Exercise brief
All of the entries must be reproduced exactly, with no images carried over.

==== Record set ====

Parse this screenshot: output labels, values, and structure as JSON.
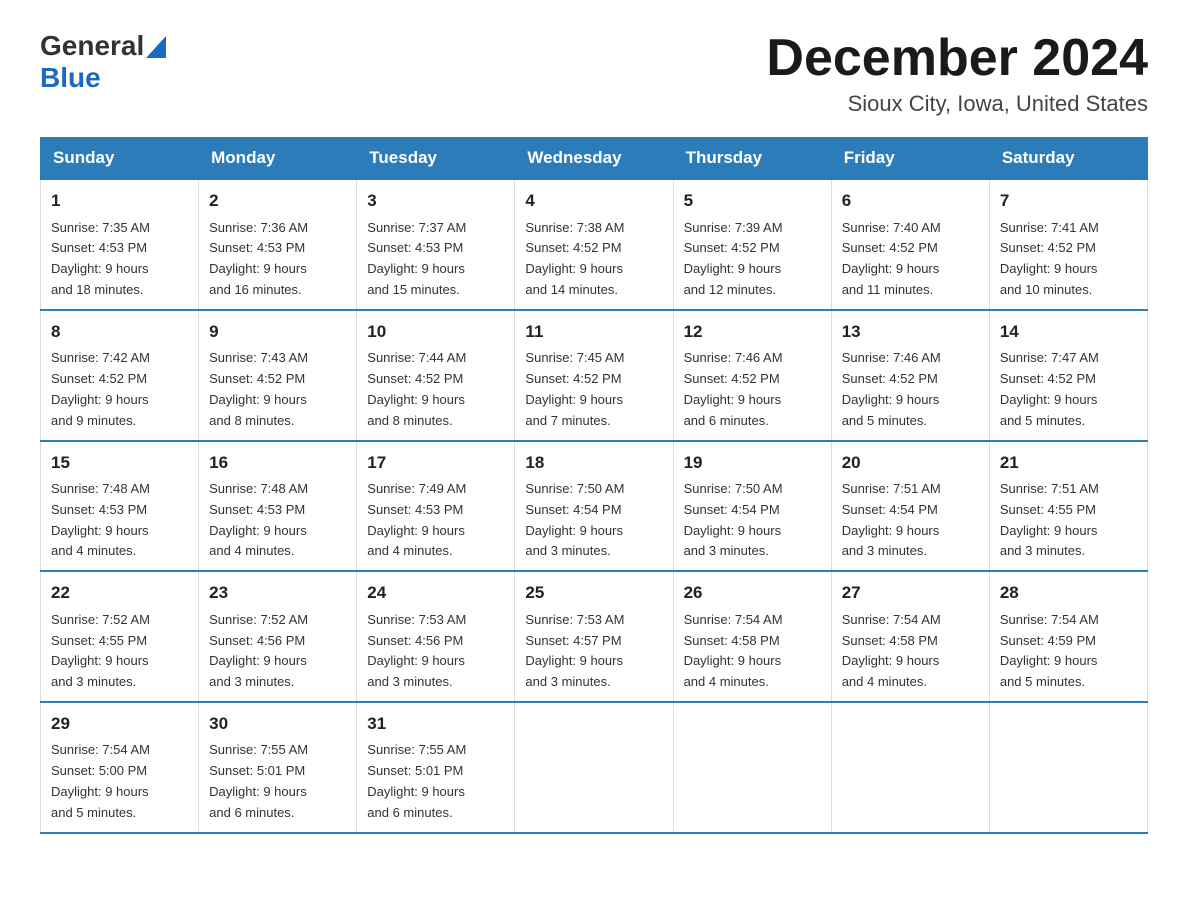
{
  "header": {
    "logo_general": "General",
    "logo_blue": "Blue",
    "title": "December 2024",
    "subtitle": "Sioux City, Iowa, United States"
  },
  "days_of_week": [
    "Sunday",
    "Monday",
    "Tuesday",
    "Wednesday",
    "Thursday",
    "Friday",
    "Saturday"
  ],
  "weeks": [
    [
      {
        "day": "1",
        "sunrise": "7:35 AM",
        "sunset": "4:53 PM",
        "daylight": "9 hours and 18 minutes."
      },
      {
        "day": "2",
        "sunrise": "7:36 AM",
        "sunset": "4:53 PM",
        "daylight": "9 hours and 16 minutes."
      },
      {
        "day": "3",
        "sunrise": "7:37 AM",
        "sunset": "4:53 PM",
        "daylight": "9 hours and 15 minutes."
      },
      {
        "day": "4",
        "sunrise": "7:38 AM",
        "sunset": "4:52 PM",
        "daylight": "9 hours and 14 minutes."
      },
      {
        "day": "5",
        "sunrise": "7:39 AM",
        "sunset": "4:52 PM",
        "daylight": "9 hours and 12 minutes."
      },
      {
        "day": "6",
        "sunrise": "7:40 AM",
        "sunset": "4:52 PM",
        "daylight": "9 hours and 11 minutes."
      },
      {
        "day": "7",
        "sunrise": "7:41 AM",
        "sunset": "4:52 PM",
        "daylight": "9 hours and 10 minutes."
      }
    ],
    [
      {
        "day": "8",
        "sunrise": "7:42 AM",
        "sunset": "4:52 PM",
        "daylight": "9 hours and 9 minutes."
      },
      {
        "day": "9",
        "sunrise": "7:43 AM",
        "sunset": "4:52 PM",
        "daylight": "9 hours and 8 minutes."
      },
      {
        "day": "10",
        "sunrise": "7:44 AM",
        "sunset": "4:52 PM",
        "daylight": "9 hours and 8 minutes."
      },
      {
        "day": "11",
        "sunrise": "7:45 AM",
        "sunset": "4:52 PM",
        "daylight": "9 hours and 7 minutes."
      },
      {
        "day": "12",
        "sunrise": "7:46 AM",
        "sunset": "4:52 PM",
        "daylight": "9 hours and 6 minutes."
      },
      {
        "day": "13",
        "sunrise": "7:46 AM",
        "sunset": "4:52 PM",
        "daylight": "9 hours and 5 minutes."
      },
      {
        "day": "14",
        "sunrise": "7:47 AM",
        "sunset": "4:52 PM",
        "daylight": "9 hours and 5 minutes."
      }
    ],
    [
      {
        "day": "15",
        "sunrise": "7:48 AM",
        "sunset": "4:53 PM",
        "daylight": "9 hours and 4 minutes."
      },
      {
        "day": "16",
        "sunrise": "7:48 AM",
        "sunset": "4:53 PM",
        "daylight": "9 hours and 4 minutes."
      },
      {
        "day": "17",
        "sunrise": "7:49 AM",
        "sunset": "4:53 PM",
        "daylight": "9 hours and 4 minutes."
      },
      {
        "day": "18",
        "sunrise": "7:50 AM",
        "sunset": "4:54 PM",
        "daylight": "9 hours and 3 minutes."
      },
      {
        "day": "19",
        "sunrise": "7:50 AM",
        "sunset": "4:54 PM",
        "daylight": "9 hours and 3 minutes."
      },
      {
        "day": "20",
        "sunrise": "7:51 AM",
        "sunset": "4:54 PM",
        "daylight": "9 hours and 3 minutes."
      },
      {
        "day": "21",
        "sunrise": "7:51 AM",
        "sunset": "4:55 PM",
        "daylight": "9 hours and 3 minutes."
      }
    ],
    [
      {
        "day": "22",
        "sunrise": "7:52 AM",
        "sunset": "4:55 PM",
        "daylight": "9 hours and 3 minutes."
      },
      {
        "day": "23",
        "sunrise": "7:52 AM",
        "sunset": "4:56 PM",
        "daylight": "9 hours and 3 minutes."
      },
      {
        "day": "24",
        "sunrise": "7:53 AM",
        "sunset": "4:56 PM",
        "daylight": "9 hours and 3 minutes."
      },
      {
        "day": "25",
        "sunrise": "7:53 AM",
        "sunset": "4:57 PM",
        "daylight": "9 hours and 3 minutes."
      },
      {
        "day": "26",
        "sunrise": "7:54 AM",
        "sunset": "4:58 PM",
        "daylight": "9 hours and 4 minutes."
      },
      {
        "day": "27",
        "sunrise": "7:54 AM",
        "sunset": "4:58 PM",
        "daylight": "9 hours and 4 minutes."
      },
      {
        "day": "28",
        "sunrise": "7:54 AM",
        "sunset": "4:59 PM",
        "daylight": "9 hours and 5 minutes."
      }
    ],
    [
      {
        "day": "29",
        "sunrise": "7:54 AM",
        "sunset": "5:00 PM",
        "daylight": "9 hours and 5 minutes."
      },
      {
        "day": "30",
        "sunrise": "7:55 AM",
        "sunset": "5:01 PM",
        "daylight": "9 hours and 6 minutes."
      },
      {
        "day": "31",
        "sunrise": "7:55 AM",
        "sunset": "5:01 PM",
        "daylight": "9 hours and 6 minutes."
      },
      null,
      null,
      null,
      null
    ]
  ],
  "labels": {
    "sunrise": "Sunrise:",
    "sunset": "Sunset:",
    "daylight": "Daylight:"
  }
}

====

Solution to the problem
Parse this screenshot: output labels, values, and structure as JSON.
{
  "header": {
    "logo_general": "General",
    "logo_blue": "Blue",
    "title": "December 2024",
    "subtitle": "Sioux City, Iowa, United States"
  },
  "days_of_week": [
    "Sunday",
    "Monday",
    "Tuesday",
    "Wednesday",
    "Thursday",
    "Friday",
    "Saturday"
  ],
  "weeks": [
    [
      {
        "day": "1",
        "sunrise": "7:35 AM",
        "sunset": "4:53 PM",
        "daylight": "9 hours and 18 minutes."
      },
      {
        "day": "2",
        "sunrise": "7:36 AM",
        "sunset": "4:53 PM",
        "daylight": "9 hours and 16 minutes."
      },
      {
        "day": "3",
        "sunrise": "7:37 AM",
        "sunset": "4:53 PM",
        "daylight": "9 hours and 15 minutes."
      },
      {
        "day": "4",
        "sunrise": "7:38 AM",
        "sunset": "4:52 PM",
        "daylight": "9 hours and 14 minutes."
      },
      {
        "day": "5",
        "sunrise": "7:39 AM",
        "sunset": "4:52 PM",
        "daylight": "9 hours and 12 minutes."
      },
      {
        "day": "6",
        "sunrise": "7:40 AM",
        "sunset": "4:52 PM",
        "daylight": "9 hours and 11 minutes."
      },
      {
        "day": "7",
        "sunrise": "7:41 AM",
        "sunset": "4:52 PM",
        "daylight": "9 hours and 10 minutes."
      }
    ],
    [
      {
        "day": "8",
        "sunrise": "7:42 AM",
        "sunset": "4:52 PM",
        "daylight": "9 hours and 9 minutes."
      },
      {
        "day": "9",
        "sunrise": "7:43 AM",
        "sunset": "4:52 PM",
        "daylight": "9 hours and 8 minutes."
      },
      {
        "day": "10",
        "sunrise": "7:44 AM",
        "sunset": "4:52 PM",
        "daylight": "9 hours and 8 minutes."
      },
      {
        "day": "11",
        "sunrise": "7:45 AM",
        "sunset": "4:52 PM",
        "daylight": "9 hours and 7 minutes."
      },
      {
        "day": "12",
        "sunrise": "7:46 AM",
        "sunset": "4:52 PM",
        "daylight": "9 hours and 6 minutes."
      },
      {
        "day": "13",
        "sunrise": "7:46 AM",
        "sunset": "4:52 PM",
        "daylight": "9 hours and 5 minutes."
      },
      {
        "day": "14",
        "sunrise": "7:47 AM",
        "sunset": "4:52 PM",
        "daylight": "9 hours and 5 minutes."
      }
    ],
    [
      {
        "day": "15",
        "sunrise": "7:48 AM",
        "sunset": "4:53 PM",
        "daylight": "9 hours and 4 minutes."
      },
      {
        "day": "16",
        "sunrise": "7:48 AM",
        "sunset": "4:53 PM",
        "daylight": "9 hours and 4 minutes."
      },
      {
        "day": "17",
        "sunrise": "7:49 AM",
        "sunset": "4:53 PM",
        "daylight": "9 hours and 4 minutes."
      },
      {
        "day": "18",
        "sunrise": "7:50 AM",
        "sunset": "4:54 PM",
        "daylight": "9 hours and 3 minutes."
      },
      {
        "day": "19",
        "sunrise": "7:50 AM",
        "sunset": "4:54 PM",
        "daylight": "9 hours and 3 minutes."
      },
      {
        "day": "20",
        "sunrise": "7:51 AM",
        "sunset": "4:54 PM",
        "daylight": "9 hours and 3 minutes."
      },
      {
        "day": "21",
        "sunrise": "7:51 AM",
        "sunset": "4:55 PM",
        "daylight": "9 hours and 3 minutes."
      }
    ],
    [
      {
        "day": "22",
        "sunrise": "7:52 AM",
        "sunset": "4:55 PM",
        "daylight": "9 hours and 3 minutes."
      },
      {
        "day": "23",
        "sunrise": "7:52 AM",
        "sunset": "4:56 PM",
        "daylight": "9 hours and 3 minutes."
      },
      {
        "day": "24",
        "sunrise": "7:53 AM",
        "sunset": "4:56 PM",
        "daylight": "9 hours and 3 minutes."
      },
      {
        "day": "25",
        "sunrise": "7:53 AM",
        "sunset": "4:57 PM",
        "daylight": "9 hours and 3 minutes."
      },
      {
        "day": "26",
        "sunrise": "7:54 AM",
        "sunset": "4:58 PM",
        "daylight": "9 hours and 4 minutes."
      },
      {
        "day": "27",
        "sunrise": "7:54 AM",
        "sunset": "4:58 PM",
        "daylight": "9 hours and 4 minutes."
      },
      {
        "day": "28",
        "sunrise": "7:54 AM",
        "sunset": "4:59 PM",
        "daylight": "9 hours and 5 minutes."
      }
    ],
    [
      {
        "day": "29",
        "sunrise": "7:54 AM",
        "sunset": "5:00 PM",
        "daylight": "9 hours and 5 minutes."
      },
      {
        "day": "30",
        "sunrise": "7:55 AM",
        "sunset": "5:01 PM",
        "daylight": "9 hours and 6 minutes."
      },
      {
        "day": "31",
        "sunrise": "7:55 AM",
        "sunset": "5:01 PM",
        "daylight": "9 hours and 6 minutes."
      },
      null,
      null,
      null,
      null
    ]
  ],
  "labels": {
    "sunrise": "Sunrise:",
    "sunset": "Sunset:",
    "daylight": "Daylight:"
  }
}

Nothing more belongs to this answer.